• Website and app data records
# # # # #

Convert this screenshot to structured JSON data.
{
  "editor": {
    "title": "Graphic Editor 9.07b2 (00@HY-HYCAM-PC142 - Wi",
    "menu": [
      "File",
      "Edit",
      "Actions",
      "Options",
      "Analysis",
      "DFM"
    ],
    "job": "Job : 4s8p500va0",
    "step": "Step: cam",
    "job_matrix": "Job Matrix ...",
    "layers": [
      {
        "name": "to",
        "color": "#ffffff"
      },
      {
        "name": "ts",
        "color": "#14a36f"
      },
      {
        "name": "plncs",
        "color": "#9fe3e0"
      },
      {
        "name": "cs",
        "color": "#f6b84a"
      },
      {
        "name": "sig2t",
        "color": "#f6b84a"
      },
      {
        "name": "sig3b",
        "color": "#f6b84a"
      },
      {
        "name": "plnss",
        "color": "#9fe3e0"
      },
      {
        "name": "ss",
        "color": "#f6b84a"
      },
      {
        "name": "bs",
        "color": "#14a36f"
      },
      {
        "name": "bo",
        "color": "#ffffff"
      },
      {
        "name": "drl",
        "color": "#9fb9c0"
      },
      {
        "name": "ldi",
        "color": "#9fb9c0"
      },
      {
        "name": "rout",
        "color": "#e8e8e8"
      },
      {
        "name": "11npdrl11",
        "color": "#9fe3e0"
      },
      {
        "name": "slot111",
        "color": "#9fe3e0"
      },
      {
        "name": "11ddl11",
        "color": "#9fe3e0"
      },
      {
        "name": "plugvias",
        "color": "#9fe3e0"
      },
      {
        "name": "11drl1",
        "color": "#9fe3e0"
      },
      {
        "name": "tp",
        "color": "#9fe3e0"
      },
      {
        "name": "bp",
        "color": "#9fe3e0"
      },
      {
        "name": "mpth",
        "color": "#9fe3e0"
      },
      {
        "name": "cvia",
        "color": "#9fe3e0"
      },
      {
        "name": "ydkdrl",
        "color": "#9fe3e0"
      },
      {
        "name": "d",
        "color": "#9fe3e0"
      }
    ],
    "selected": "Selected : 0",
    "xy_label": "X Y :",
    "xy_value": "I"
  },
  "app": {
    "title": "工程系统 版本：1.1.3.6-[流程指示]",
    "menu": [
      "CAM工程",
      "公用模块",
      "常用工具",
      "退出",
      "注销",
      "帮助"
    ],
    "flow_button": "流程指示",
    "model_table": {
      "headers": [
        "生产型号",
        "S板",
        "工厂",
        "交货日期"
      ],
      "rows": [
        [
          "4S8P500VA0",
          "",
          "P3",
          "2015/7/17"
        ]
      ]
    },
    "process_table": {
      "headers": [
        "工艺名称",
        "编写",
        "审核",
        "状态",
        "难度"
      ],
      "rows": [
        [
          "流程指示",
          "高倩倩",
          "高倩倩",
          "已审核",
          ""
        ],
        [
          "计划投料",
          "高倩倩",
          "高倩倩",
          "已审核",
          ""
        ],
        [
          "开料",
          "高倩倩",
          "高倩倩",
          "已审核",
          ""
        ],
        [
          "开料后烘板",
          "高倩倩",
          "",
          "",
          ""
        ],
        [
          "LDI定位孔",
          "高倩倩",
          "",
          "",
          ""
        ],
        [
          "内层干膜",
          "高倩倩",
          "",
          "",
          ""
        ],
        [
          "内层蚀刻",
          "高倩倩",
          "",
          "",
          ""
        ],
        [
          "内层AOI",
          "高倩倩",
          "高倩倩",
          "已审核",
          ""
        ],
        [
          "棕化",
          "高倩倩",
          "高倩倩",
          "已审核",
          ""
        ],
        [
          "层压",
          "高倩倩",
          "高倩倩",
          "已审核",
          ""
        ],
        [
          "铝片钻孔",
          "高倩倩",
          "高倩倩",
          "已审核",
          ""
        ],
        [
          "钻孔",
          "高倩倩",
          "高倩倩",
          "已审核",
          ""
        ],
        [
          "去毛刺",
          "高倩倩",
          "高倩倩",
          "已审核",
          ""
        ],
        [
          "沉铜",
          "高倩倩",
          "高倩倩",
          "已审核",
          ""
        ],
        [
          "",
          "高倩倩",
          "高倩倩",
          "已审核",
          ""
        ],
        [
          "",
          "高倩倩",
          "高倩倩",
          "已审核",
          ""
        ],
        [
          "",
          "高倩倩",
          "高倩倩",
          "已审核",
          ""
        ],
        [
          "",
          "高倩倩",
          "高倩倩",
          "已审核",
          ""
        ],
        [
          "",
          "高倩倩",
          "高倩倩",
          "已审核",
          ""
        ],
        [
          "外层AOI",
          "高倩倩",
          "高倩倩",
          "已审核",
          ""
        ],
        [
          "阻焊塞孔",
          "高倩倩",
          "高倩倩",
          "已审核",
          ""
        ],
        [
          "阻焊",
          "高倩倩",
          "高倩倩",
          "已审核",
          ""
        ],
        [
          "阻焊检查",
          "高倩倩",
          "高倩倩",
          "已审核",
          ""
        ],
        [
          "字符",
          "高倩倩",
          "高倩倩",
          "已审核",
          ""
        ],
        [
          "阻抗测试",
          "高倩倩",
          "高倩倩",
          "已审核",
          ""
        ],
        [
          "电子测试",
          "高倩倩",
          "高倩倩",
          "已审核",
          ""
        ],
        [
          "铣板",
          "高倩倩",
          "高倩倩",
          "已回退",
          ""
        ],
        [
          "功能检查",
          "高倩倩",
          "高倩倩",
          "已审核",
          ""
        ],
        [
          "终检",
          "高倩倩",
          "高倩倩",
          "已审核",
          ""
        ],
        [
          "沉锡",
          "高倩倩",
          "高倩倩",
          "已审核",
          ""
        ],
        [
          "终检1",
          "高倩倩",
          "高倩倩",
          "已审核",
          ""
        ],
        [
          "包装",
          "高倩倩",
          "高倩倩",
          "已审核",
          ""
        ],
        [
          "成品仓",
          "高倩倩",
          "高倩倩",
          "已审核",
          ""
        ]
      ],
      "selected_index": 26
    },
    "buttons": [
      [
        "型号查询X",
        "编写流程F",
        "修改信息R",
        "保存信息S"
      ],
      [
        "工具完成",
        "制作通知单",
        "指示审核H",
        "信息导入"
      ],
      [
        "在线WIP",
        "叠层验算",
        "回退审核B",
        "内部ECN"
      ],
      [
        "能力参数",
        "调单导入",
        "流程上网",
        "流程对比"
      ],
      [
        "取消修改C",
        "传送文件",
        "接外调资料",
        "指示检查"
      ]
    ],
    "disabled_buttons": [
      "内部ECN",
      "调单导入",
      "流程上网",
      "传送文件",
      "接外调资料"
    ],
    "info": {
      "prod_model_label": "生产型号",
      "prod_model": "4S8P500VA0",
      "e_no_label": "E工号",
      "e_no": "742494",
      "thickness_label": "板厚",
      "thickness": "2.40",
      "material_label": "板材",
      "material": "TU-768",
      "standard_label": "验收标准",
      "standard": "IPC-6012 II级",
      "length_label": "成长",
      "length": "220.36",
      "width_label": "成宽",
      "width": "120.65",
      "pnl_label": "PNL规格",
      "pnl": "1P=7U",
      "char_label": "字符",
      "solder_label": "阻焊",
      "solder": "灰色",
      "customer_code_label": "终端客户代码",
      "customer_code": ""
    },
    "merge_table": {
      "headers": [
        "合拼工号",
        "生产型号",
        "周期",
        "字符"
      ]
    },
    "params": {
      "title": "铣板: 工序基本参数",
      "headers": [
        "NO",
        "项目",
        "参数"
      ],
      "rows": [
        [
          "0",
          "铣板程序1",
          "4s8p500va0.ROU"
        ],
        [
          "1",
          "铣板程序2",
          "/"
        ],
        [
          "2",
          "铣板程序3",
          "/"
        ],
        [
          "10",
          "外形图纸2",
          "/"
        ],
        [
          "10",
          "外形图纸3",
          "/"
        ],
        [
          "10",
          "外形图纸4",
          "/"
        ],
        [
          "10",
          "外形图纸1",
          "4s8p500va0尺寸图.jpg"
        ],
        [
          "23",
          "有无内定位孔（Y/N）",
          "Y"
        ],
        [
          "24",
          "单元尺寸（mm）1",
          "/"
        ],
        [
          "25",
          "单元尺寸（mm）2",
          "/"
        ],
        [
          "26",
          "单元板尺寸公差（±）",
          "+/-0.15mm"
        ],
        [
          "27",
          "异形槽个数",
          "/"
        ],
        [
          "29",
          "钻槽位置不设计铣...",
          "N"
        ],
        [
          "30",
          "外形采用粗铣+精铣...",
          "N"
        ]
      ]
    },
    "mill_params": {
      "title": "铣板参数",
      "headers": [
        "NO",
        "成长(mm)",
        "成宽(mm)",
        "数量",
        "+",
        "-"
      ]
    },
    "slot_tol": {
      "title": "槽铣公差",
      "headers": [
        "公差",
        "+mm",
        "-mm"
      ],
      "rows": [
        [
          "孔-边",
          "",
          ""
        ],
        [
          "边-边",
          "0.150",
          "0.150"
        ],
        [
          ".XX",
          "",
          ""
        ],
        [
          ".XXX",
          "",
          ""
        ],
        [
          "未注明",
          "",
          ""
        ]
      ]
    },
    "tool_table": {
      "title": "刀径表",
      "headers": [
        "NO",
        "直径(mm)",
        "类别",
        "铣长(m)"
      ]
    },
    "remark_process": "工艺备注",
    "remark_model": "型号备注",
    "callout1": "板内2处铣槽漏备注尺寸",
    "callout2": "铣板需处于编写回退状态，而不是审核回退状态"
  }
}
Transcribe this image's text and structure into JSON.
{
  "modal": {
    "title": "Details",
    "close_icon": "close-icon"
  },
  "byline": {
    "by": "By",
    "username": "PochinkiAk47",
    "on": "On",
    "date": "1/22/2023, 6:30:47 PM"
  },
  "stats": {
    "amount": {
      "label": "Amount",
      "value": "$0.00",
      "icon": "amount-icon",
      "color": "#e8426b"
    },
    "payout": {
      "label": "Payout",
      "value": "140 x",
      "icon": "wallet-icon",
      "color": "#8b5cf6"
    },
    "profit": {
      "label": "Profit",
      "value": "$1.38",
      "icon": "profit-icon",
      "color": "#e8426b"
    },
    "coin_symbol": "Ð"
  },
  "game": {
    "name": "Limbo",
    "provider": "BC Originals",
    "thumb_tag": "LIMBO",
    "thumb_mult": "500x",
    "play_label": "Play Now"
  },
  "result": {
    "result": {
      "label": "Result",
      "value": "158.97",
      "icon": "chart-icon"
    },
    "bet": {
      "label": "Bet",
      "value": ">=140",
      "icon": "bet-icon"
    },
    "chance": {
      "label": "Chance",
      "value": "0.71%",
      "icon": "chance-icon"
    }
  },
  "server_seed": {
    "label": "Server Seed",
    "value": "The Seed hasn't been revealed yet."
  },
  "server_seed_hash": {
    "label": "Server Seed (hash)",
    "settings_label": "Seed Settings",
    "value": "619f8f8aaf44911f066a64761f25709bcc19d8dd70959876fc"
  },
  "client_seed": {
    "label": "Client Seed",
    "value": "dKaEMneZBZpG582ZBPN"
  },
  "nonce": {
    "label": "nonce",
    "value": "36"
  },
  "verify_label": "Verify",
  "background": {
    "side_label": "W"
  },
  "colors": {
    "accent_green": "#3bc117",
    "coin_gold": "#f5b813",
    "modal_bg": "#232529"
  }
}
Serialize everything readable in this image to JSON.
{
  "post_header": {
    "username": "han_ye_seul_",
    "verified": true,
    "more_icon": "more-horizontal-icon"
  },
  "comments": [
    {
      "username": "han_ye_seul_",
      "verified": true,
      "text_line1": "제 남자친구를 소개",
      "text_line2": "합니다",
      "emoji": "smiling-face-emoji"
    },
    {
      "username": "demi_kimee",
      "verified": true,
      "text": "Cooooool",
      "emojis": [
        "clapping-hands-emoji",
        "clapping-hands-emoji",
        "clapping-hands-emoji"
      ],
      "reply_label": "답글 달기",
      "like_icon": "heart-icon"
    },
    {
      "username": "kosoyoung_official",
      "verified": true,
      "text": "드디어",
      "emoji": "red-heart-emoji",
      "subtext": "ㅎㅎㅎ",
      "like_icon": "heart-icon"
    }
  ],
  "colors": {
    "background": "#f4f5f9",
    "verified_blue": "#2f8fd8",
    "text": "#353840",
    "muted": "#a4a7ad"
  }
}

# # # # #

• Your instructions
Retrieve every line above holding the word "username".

• Answer for this exercise
    "username": "PochinkiAk47",
    "username": "han_ye_seul_",
      "username": "han_ye_seul_",
      "username": "demi_kimee",
      "username": "kosoyoung_official",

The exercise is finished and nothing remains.